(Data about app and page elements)
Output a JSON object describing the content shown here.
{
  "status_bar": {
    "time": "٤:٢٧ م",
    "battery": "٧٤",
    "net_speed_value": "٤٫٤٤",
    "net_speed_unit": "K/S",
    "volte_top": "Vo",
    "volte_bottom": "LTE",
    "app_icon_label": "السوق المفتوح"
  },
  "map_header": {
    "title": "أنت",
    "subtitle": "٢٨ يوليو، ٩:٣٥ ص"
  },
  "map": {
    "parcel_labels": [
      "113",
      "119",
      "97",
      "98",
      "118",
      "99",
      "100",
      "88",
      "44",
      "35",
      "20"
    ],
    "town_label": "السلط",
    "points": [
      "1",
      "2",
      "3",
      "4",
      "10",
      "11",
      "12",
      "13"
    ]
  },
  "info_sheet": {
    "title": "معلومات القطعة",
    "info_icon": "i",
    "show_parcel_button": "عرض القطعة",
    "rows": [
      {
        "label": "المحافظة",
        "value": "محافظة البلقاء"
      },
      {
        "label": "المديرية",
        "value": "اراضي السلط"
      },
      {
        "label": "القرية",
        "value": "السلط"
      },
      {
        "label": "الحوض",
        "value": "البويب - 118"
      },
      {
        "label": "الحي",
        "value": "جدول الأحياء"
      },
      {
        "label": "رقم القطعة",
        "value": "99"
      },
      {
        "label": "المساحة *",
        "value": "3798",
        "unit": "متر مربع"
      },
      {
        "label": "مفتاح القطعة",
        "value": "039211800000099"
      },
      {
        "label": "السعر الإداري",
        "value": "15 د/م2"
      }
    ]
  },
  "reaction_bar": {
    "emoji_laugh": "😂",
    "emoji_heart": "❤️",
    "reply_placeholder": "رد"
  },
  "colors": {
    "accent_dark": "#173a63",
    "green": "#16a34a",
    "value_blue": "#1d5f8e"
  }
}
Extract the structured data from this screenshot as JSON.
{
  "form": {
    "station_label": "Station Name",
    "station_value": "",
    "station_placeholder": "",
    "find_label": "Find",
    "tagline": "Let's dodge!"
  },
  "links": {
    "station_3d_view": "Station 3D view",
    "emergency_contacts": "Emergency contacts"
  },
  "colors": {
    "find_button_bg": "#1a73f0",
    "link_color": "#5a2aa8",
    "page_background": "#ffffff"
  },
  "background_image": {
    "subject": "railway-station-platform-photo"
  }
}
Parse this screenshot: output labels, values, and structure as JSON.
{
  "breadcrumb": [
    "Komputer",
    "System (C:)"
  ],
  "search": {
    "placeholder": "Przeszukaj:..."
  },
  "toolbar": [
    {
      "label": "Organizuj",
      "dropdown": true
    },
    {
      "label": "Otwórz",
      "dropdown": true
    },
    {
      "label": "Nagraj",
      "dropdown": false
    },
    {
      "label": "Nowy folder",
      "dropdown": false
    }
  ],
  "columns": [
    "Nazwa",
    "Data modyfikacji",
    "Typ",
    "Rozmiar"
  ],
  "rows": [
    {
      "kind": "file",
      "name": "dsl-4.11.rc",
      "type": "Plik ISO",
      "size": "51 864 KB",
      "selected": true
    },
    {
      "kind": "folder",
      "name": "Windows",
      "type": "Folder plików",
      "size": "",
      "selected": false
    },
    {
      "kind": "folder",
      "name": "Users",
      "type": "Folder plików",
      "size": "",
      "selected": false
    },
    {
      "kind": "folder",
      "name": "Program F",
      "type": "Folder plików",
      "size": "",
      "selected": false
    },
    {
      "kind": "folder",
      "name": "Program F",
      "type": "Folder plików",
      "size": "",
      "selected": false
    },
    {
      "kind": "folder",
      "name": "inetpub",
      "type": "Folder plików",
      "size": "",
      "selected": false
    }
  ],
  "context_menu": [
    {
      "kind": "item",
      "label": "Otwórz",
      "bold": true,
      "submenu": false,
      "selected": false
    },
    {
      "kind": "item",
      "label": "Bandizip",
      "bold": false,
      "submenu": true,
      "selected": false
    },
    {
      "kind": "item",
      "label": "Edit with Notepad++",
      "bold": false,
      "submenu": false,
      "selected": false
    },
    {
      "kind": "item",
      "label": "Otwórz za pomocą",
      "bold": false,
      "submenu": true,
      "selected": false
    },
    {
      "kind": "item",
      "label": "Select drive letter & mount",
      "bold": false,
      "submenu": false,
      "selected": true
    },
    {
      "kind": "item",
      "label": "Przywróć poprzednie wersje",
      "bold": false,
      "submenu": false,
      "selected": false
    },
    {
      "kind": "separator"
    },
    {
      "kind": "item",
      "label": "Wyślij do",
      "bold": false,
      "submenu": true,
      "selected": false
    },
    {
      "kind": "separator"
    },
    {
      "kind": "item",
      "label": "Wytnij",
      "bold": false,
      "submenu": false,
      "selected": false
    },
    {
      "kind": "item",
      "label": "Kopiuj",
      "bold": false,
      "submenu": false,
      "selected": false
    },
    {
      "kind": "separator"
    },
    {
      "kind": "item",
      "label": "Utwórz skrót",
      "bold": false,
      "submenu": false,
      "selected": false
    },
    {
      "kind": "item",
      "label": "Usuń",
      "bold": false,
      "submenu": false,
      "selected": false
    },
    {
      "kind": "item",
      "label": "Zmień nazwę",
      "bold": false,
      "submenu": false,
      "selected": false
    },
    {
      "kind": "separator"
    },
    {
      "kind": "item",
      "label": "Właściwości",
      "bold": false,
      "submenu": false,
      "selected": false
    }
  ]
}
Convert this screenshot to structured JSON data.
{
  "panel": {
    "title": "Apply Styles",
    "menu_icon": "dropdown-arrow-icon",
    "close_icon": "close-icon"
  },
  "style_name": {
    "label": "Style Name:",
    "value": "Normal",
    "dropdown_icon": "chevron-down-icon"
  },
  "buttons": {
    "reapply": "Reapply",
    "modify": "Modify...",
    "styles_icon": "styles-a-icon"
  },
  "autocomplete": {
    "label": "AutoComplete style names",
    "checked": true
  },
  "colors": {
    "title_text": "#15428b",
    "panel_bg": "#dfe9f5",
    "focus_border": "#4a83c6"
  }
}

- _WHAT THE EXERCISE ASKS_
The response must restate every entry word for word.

- _EXERCISE RESULT_
Output a JSON object describing the content shown here.
{
  "status_bar": {
    "time": "٤:٢٧ م",
    "battery": "٧٤",
    "net_speed_value": "٤٫٤٤",
    "net_speed_unit": "K/S",
    "volte_top": "Vo",
    "volte_bottom": "LTE",
    "app_icon_label": "السوق المفتوح"
  },
  "map_header": {
    "title": "أنت",
    "subtitle": "٢٨ يوليو، ٩:٣٥ ص"
  },
  "map": {
    "parcel_labels": [
      "113",
      "119",
      "97",
      "98",
      "118",
      "99",
      "100",
      "88",
      "44",
      "35",
      "20"
    ],
    "town_label": "السلط",
    "points": [
      "1",
      "2",
      "3",
      "4",
      "10",
      "11",
      "12",
      "13"
    ]
  },
  "info_sheet": {
    "title": "معلومات القطعة",
    "info_icon": "i",
    "show_parcel_button": "عرض القطعة",
    "rows": [
      {
        "label": "المحافظة",
        "value": "محافظة البلقاء"
      },
      {
        "label": "المديرية",
        "value": "اراضي السلط"
      },
      {
        "label": "القرية",
        "value": "السلط"
      },
      {
        "label": "الحوض",
        "value": "البويب - 118"
      },
      {
        "label": "الحي",
        "value": "جدول الأحياء"
      },
      {
        "label": "رقم القطعة",
        "value": "99"
      },
      {
        "label": "المساحة *",
        "value": "3798",
        "unit": "متر مربع"
      },
      {
        "label": "مفتاح القطعة",
        "value": "039211800000099"
      },
      {
        "label": "السعر الإداري",
        "value": "15 د/م2"
      }
    ]
  },
  "reaction_bar": {
    "emoji_laugh": "😂",
    "emoji_heart": "❤️",
    "reply_placeholder": "رد"
  },
  "colors": {
    "accent_dark": "#173a63",
    "green": "#16a34a",
    "value_blue": "#1d5f8e"
  }
}
Extract the structured data from this screenshot as JSON.
{
  "form": {
    "station_label": "Station Name",
    "station_value": "",
    "station_placeholder": "",
    "find_label": "Find",
    "tagline": "Let's dodge!"
  },
  "links": {
    "station_3d_view": "Station 3D view",
    "emergency_contacts": "Emergency contacts"
  },
  "colors": {
    "find_button_bg": "#1a73f0",
    "link_color": "#5a2aa8",
    "page_background": "#ffffff"
  },
  "background_image": {
    "subject": "railway-station-platform-photo"
  }
}
Parse this screenshot: output labels, values, and structure as JSON.
{
  "breadcrumb": [
    "Komputer",
    "System (C:)"
  ],
  "search": {
    "placeholder": "Przeszukaj:..."
  },
  "toolbar": [
    {
      "label": "Organizuj",
      "dropdown": true
    },
    {
      "label": "Otwórz",
      "dropdown": true
    },
    {
      "label": "Nagraj",
      "dropdown": false
    },
    {
      "label": "Nowy folder",
      "dropdown": false
    }
  ],
  "columns": [
    "Nazwa",
    "Data modyfikacji",
    "Typ",
    "Rozmiar"
  ],
  "rows": [
    {
      "kind": "file",
      "name": "dsl-4.11.rc",
      "type": "Plik ISO",
      "size": "51 864 KB",
      "selected": true
    },
    {
      "kind": "folder",
      "name": "Windows",
      "type": "Folder plików",
      "size": "",
      "selected": false
    },
    {
      "kind": "folder",
      "name": "Users",
      "type": "Folder plików",
      "size": "",
      "selected": false
    },
    {
      "kind": "folder",
      "name": "Program F",
      "type": "Folder plików",
      "size": "",
      "selected": false
    },
    {
      "kind": "folder",
      "name": "Program F",
      "type": "Folder plików",
      "size": "",
      "selected": false
    },
    {
      "kind": "folder",
      "name": "inetpub",
      "type": "Folder plików",
      "size": "",
      "selected": false
    }
  ],
  "context_menu": [
    {
      "kind": "item",
      "label": "Otwórz",
      "bold": true,
      "submenu": false,
      "selected": false
    },
    {
      "kind": "item",
      "label": "Bandizip",
      "bold": false,
      "submenu": true,
      "selected": false
    },
    {
      "kind": "item",
      "label": "Edit with Notepad++",
      "bold": false,
      "submenu": false,
      "selected": false
    },
    {
      "kind": "item",
      "label": "Otwórz za pomocą",
      "bold": false,
      "submenu": true,
      "selected": false
    },
    {
      "kind": "item",
      "label": "Select drive letter & mount",
      "bold": false,
      "submenu": false,
      "selected": true
    },
    {
      "kind": "item",
      "label": "Przywróć poprzednie wersje",
      "bold": false,
      "submenu": false,
      "selected": false
    },
    {
      "kind": "separator"
    },
    {
      "kind": "item",
      "label": "Wyślij do",
      "bold": false,
      "submenu": true,
      "selected": false
    },
    {
      "kind": "separator"
    },
    {
      "kind": "item",
      "label": "Wytnij",
      "bold": false,
      "submenu": false,
      "selected": false
    },
    {
      "kind": "item",
      "label": "Kopiuj",
      "bold": false,
      "submenu": false,
      "selected": false
    },
    {
      "kind": "separator"
    },
    {
      "kind": "item",
      "label": "Utwórz skrót",
      "bold": false,
      "submenu": false,
      "selected": false
    },
    {
      "kind": "item",
      "label": "Usuń",
      "bold": false,
      "submenu": false,
      "selected": false
    },
    {
      "kind": "item",
      "label": "Zmień nazwę",
      "bold": false,
      "submenu": false,
      "selected": false
    },
    {
      "kind": "separator"
    },
    {
      "kind": "item",
      "label": "Właściwości",
      "bold": false,
      "submenu": false,
      "selected": false
    }
  ]
}
Convert this screenshot to structured JSON data.
{
  "panel": {
    "title": "Apply Styles",
    "menu_icon": "dropdown-arrow-icon",
    "close_icon": "close-icon"
  },
  "style_name": {
    "label": "Style Name:",
    "value": "Normal",
    "dropdown_icon": "chevron-down-icon"
  },
  "buttons": {
    "reapply": "Reapply",
    "modify": "Modify...",
    "styles_icon": "styles-a-icon"
  },
  "autocomplete": {
    "label": "AutoComplete style names",
    "checked": true
  },
  "colors": {
    "title_text": "#15428b",
    "panel_bg": "#dfe9f5",
    "focus_border": "#4a83c6"
  }
}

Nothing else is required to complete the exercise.